§ **Excerpts from an interface dataset**
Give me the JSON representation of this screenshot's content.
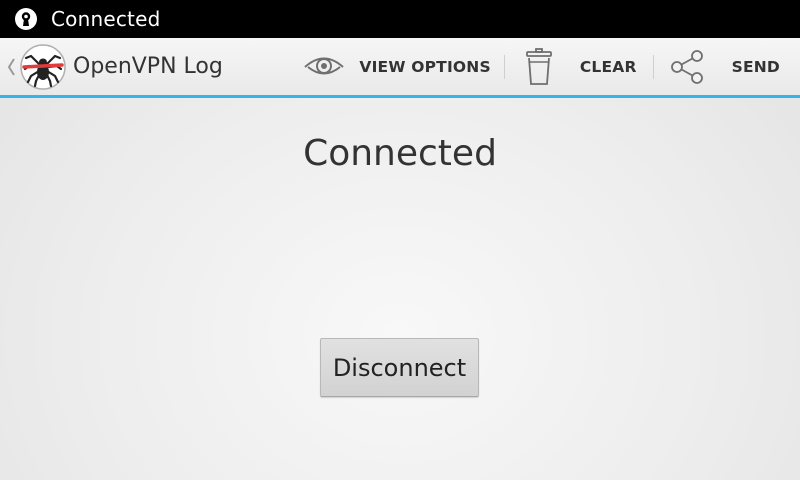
{
  "status_bar": {
    "text": "Connected",
    "icon": "openvpn-key-icon"
  },
  "action_bar": {
    "title": "OpenVPN Log",
    "app_icon": "openvpn-spider-icon",
    "actions": [
      {
        "label": "VIEW OPTIONS",
        "icon": "eye-icon"
      },
      {
        "label": "CLEAR",
        "icon": "trash-icon"
      },
      {
        "label": "SEND",
        "icon": "share-icon"
      }
    ]
  },
  "main": {
    "connection_status": "Connected",
    "disconnect_label": "Disconnect"
  },
  "colors": {
    "status_bar_bg": "#000000",
    "action_bar_accent": "#33b5e5",
    "text_primary": "#333333"
  }
}
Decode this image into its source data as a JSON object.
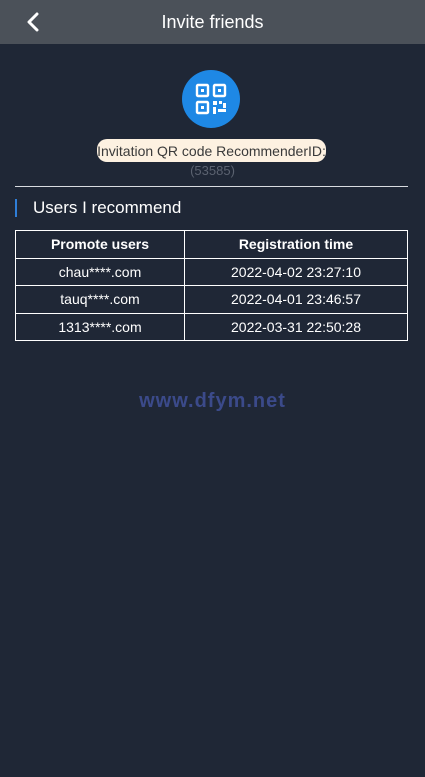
{
  "header": {
    "title": "Invite friends",
    "back_icon": "chevron-left-icon"
  },
  "invite": {
    "qr_icon": "qr-code-icon",
    "qr_color": "#1e88e5",
    "label": "Invitation QR code RecommenderID:",
    "recommender_id": "(53585)"
  },
  "section": {
    "title": "Users I recommend",
    "accent_color": "#2f7ed8"
  },
  "table": {
    "columns": [
      "Promote users",
      "Registration time"
    ],
    "rows": [
      [
        "chau****.com",
        "2022-04-02 23:27:10"
      ],
      [
        "tauq****.com",
        "2022-04-01 23:46:57"
      ],
      [
        "1313****.com",
        "2022-03-31 22:50:28"
      ]
    ]
  },
  "watermark": "www.dfym.net"
}
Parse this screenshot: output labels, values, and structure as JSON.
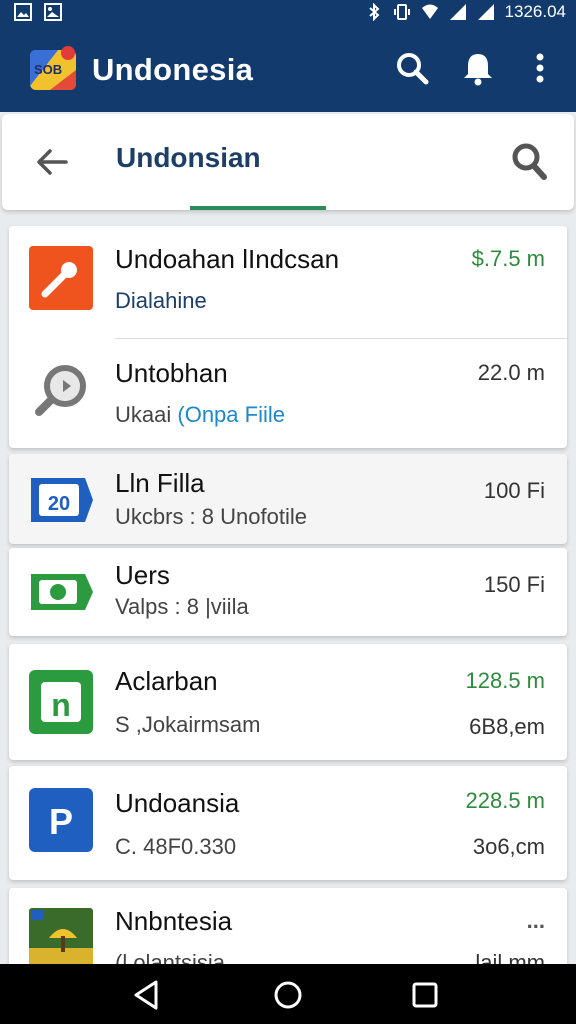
{
  "status_bar": {
    "time": "1326.04",
    "left_icons": [
      "image-icon",
      "image-icon"
    ],
    "right_icons": [
      "bluetooth-icon",
      "vibrate-icon",
      "wifi-icon",
      "signal-icon",
      "signal-icon"
    ]
  },
  "app_bar": {
    "logo_text": "SOB",
    "title": "Undonesia",
    "actions": [
      "search-icon",
      "bell-icon",
      "more-vert-icon"
    ]
  },
  "search": {
    "query": "Undonsian"
  },
  "items": [
    {
      "title": "Undoahan lIndcsan",
      "subtitle": "Dialahine",
      "value": "$.7.5 m",
      "value_color": "#2e8b3e",
      "icon": "wrench-icon",
      "icon_color": "#f0541e"
    },
    {
      "title": "Untobhan",
      "subtitle": "Ukaai",
      "subtitle_link": "(Onpa Fiile",
      "value": "22.0 m",
      "icon": "magnifier-icon"
    },
    {
      "title": "Lln Filla",
      "subtitle": "Ukcbrs : 8 Unofotile",
      "value": "100 Fi",
      "icon": "calendar-icon",
      "icon_label": "20"
    },
    {
      "title": "Uers",
      "subtitle": "Valps : 8 |viila",
      "value": "150 Fi",
      "icon": "cash-icon"
    },
    {
      "title": "Aclarban",
      "subtitle": "S ,Jokairmsam",
      "value": "128.5 m",
      "value_color": "#2e8b3e",
      "value2": "6B8,em",
      "icon": "app-n-icon",
      "icon_letter": "n",
      "icon_color": "#2c9a3e"
    },
    {
      "title": "Undoansia",
      "subtitle": "C. 48F0.330",
      "value": "228.5 m",
      "value_color": "#2e8b3e",
      "value2": "3o6,cm",
      "icon": "app-p-icon",
      "icon_letter": "P",
      "icon_color": "#1f5fbf"
    },
    {
      "title": "Nnbntesia",
      "subtitle": "(l olantsisia",
      "value": "...",
      "value2": "lail mm",
      "icon": "photo-icon"
    }
  ],
  "nav_bar": [
    "back-triangle-icon",
    "home-circle-icon",
    "recents-square-icon"
  ]
}
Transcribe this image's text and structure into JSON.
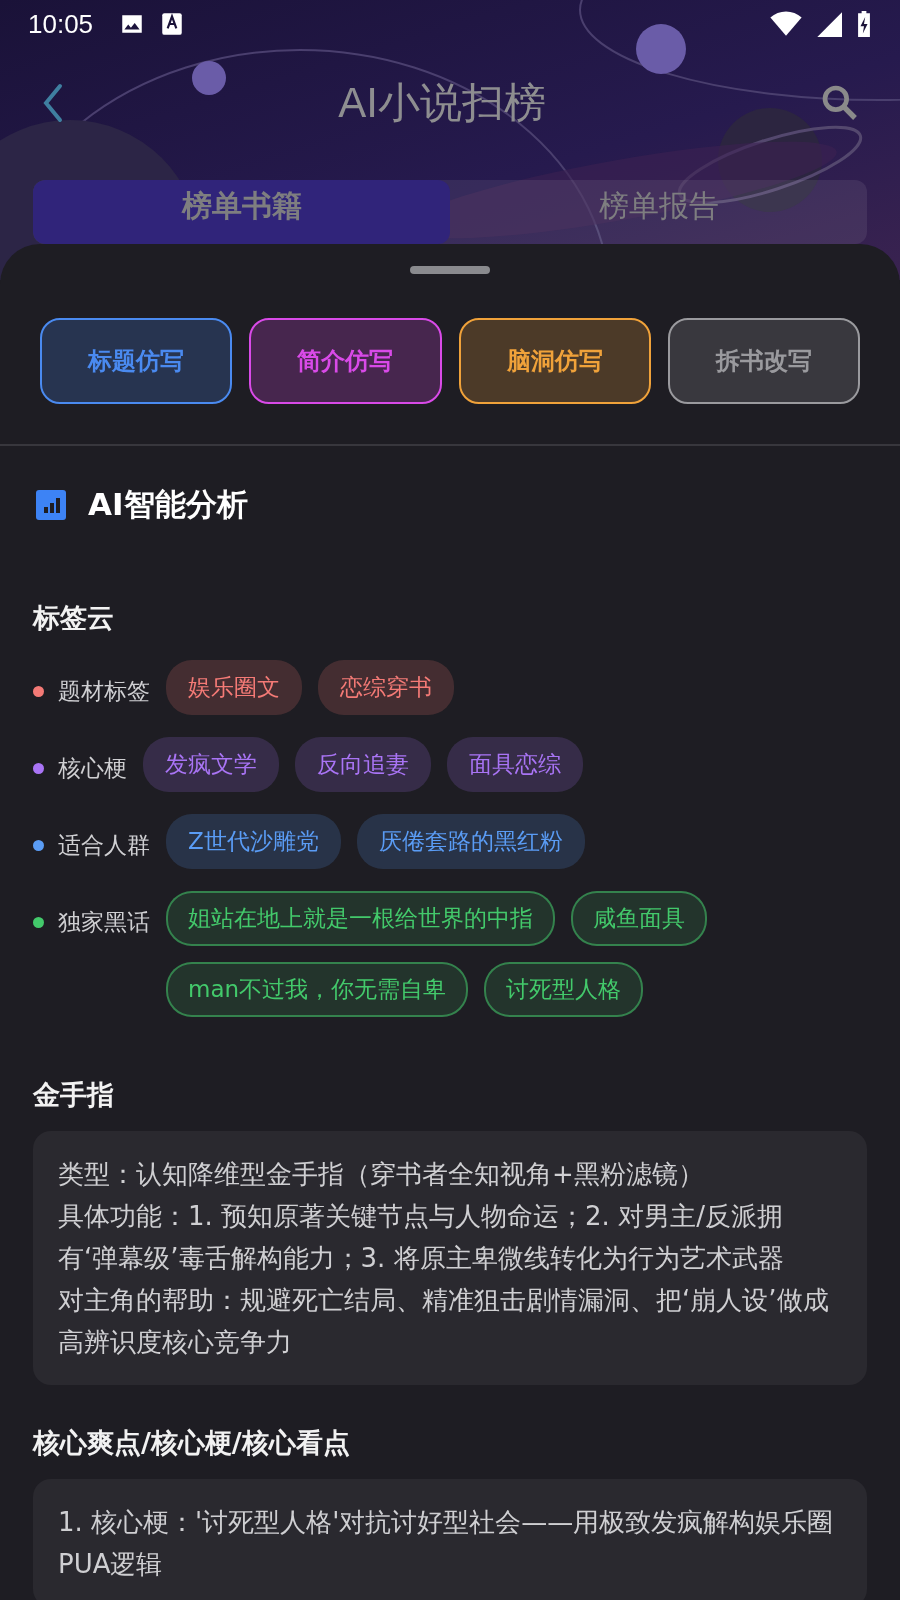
{
  "status_bar": {
    "time": "10:05"
  },
  "header": {
    "title": "AI小说扫榜"
  },
  "tabs": [
    {
      "label": "榜单书籍",
      "selected": true
    },
    {
      "label": "榜单报告",
      "selected": false
    }
  ],
  "actions": [
    {
      "label": "标题仿写",
      "color": "#4a8af0"
    },
    {
      "label": "简介仿写",
      "color": "#d94ae8"
    },
    {
      "label": "脑洞仿写",
      "color": "#f0a23a"
    },
    {
      "label": "拆书改写",
      "color": "#9a9a9e"
    }
  ],
  "analysis": {
    "title": "AI智能分析",
    "tag_cloud": {
      "title": "标签云",
      "groups": [
        {
          "label": "题材标签",
          "color": "#f47a76",
          "kind": "filled",
          "tags": [
            "娱乐圈文",
            "恋综穿书"
          ]
        },
        {
          "label": "核心梗",
          "color": "#a974f5",
          "kind": "filled",
          "tags": [
            "发疯文学",
            "反向追妻",
            "面具恋综"
          ]
        },
        {
          "label": "适合人群",
          "color": "#5a9cf5",
          "kind": "filled",
          "tags": [
            "Z世代沙雕党",
            "厌倦套路的黑红粉"
          ]
        },
        {
          "label": "独家黑话",
          "color": "#43c96b",
          "kind": "outlined",
          "tags": [
            "姐站在地上就是一根给世界的中指",
            "咸鱼面具",
            "man不过我，你无需自卑",
            "讨死型人格"
          ]
        }
      ]
    },
    "sections": [
      {
        "title": "金手指",
        "paragraphs": [
          "类型：认知降维型金手指（穿书者全知视角+黑粉滤镜）",
          "具体功能：1. 预知原著关键节点与人物命运；2. 对男主/反派拥有‘弹幕级’毒舌解构能力；3. 将原主卑微线转化为行为艺术武器",
          "对主角的帮助：规避死亡结局、精准狙击剧情漏洞、把‘崩人设’做成高辨识度核心竞争力"
        ]
      },
      {
        "title": "核心爽点/核心梗/核心看点",
        "paragraphs": [
          "1. 核心梗：'讨死型人格'对抗讨好型社会——用极致发疯解构娱乐圈PUA逻辑"
        ]
      }
    ]
  }
}
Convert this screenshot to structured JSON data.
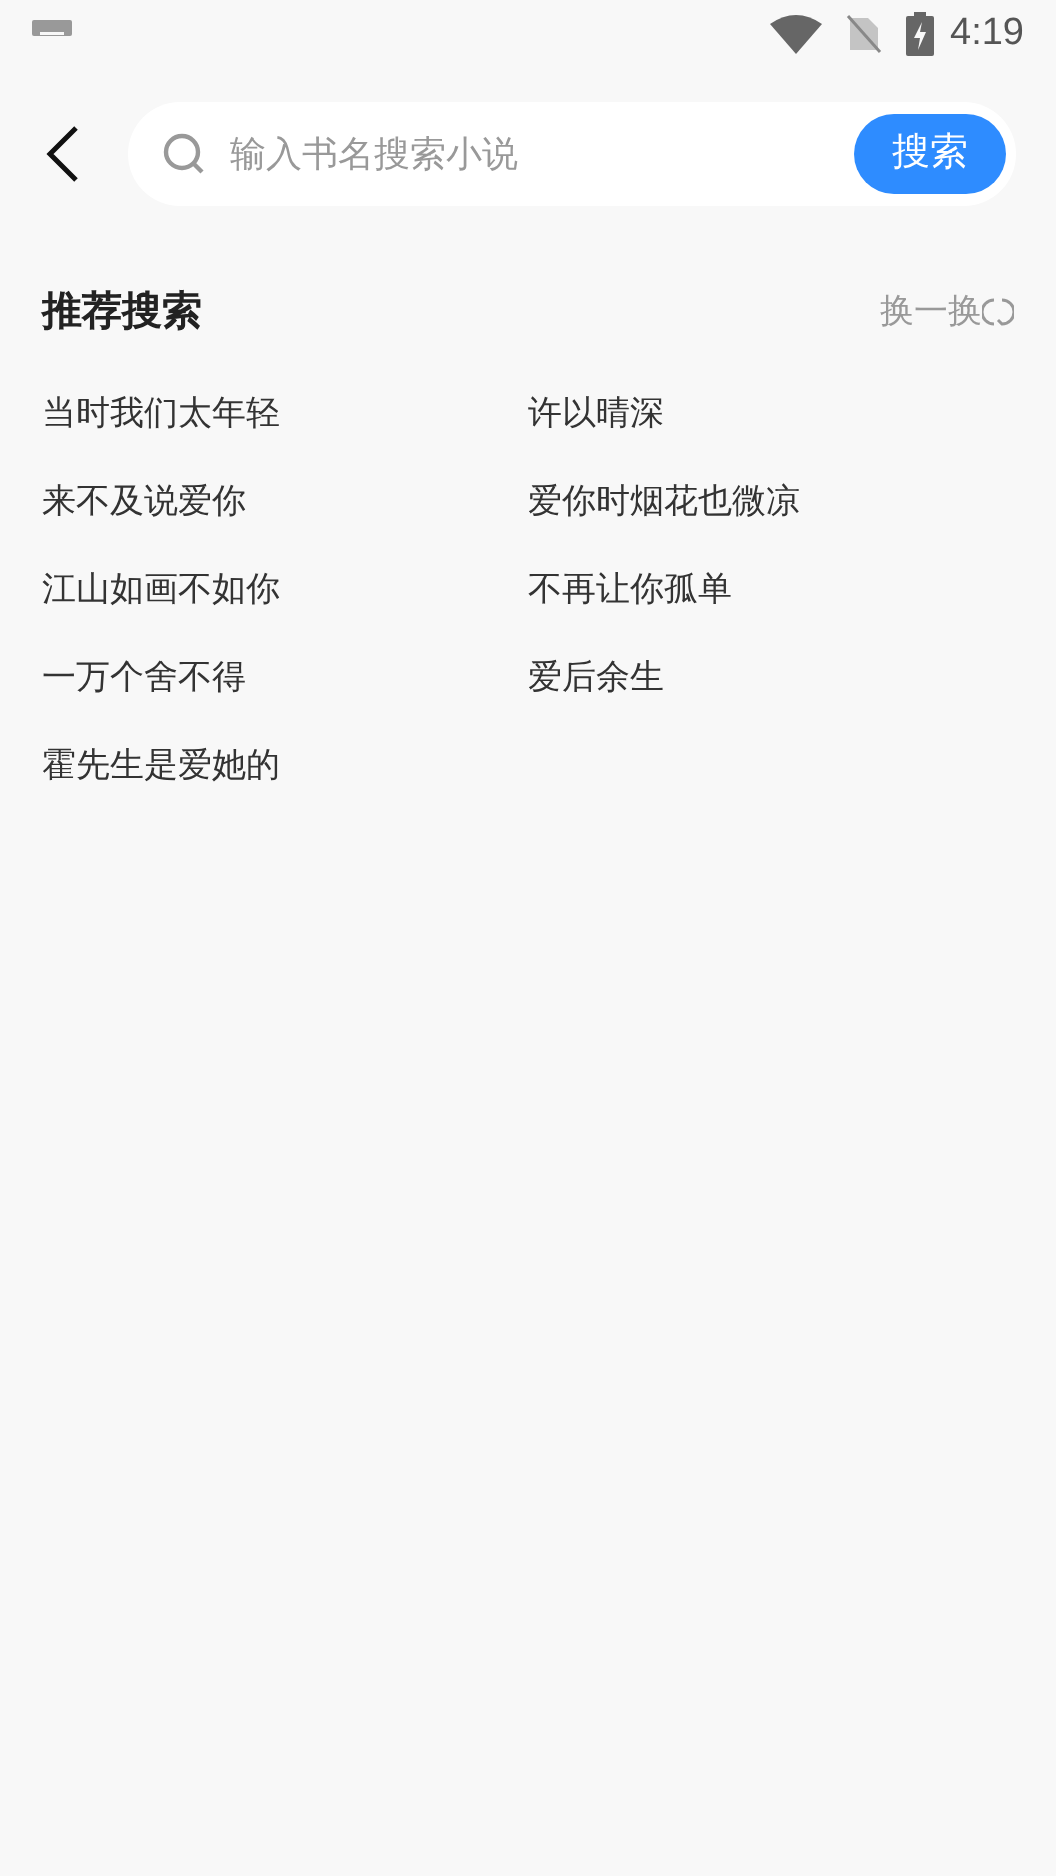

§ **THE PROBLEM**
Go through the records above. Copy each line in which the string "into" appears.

§ **TASK SOLUTION**
Decode this image into its source data as a JSON object.
Transcribe this image's text and structure into JSON.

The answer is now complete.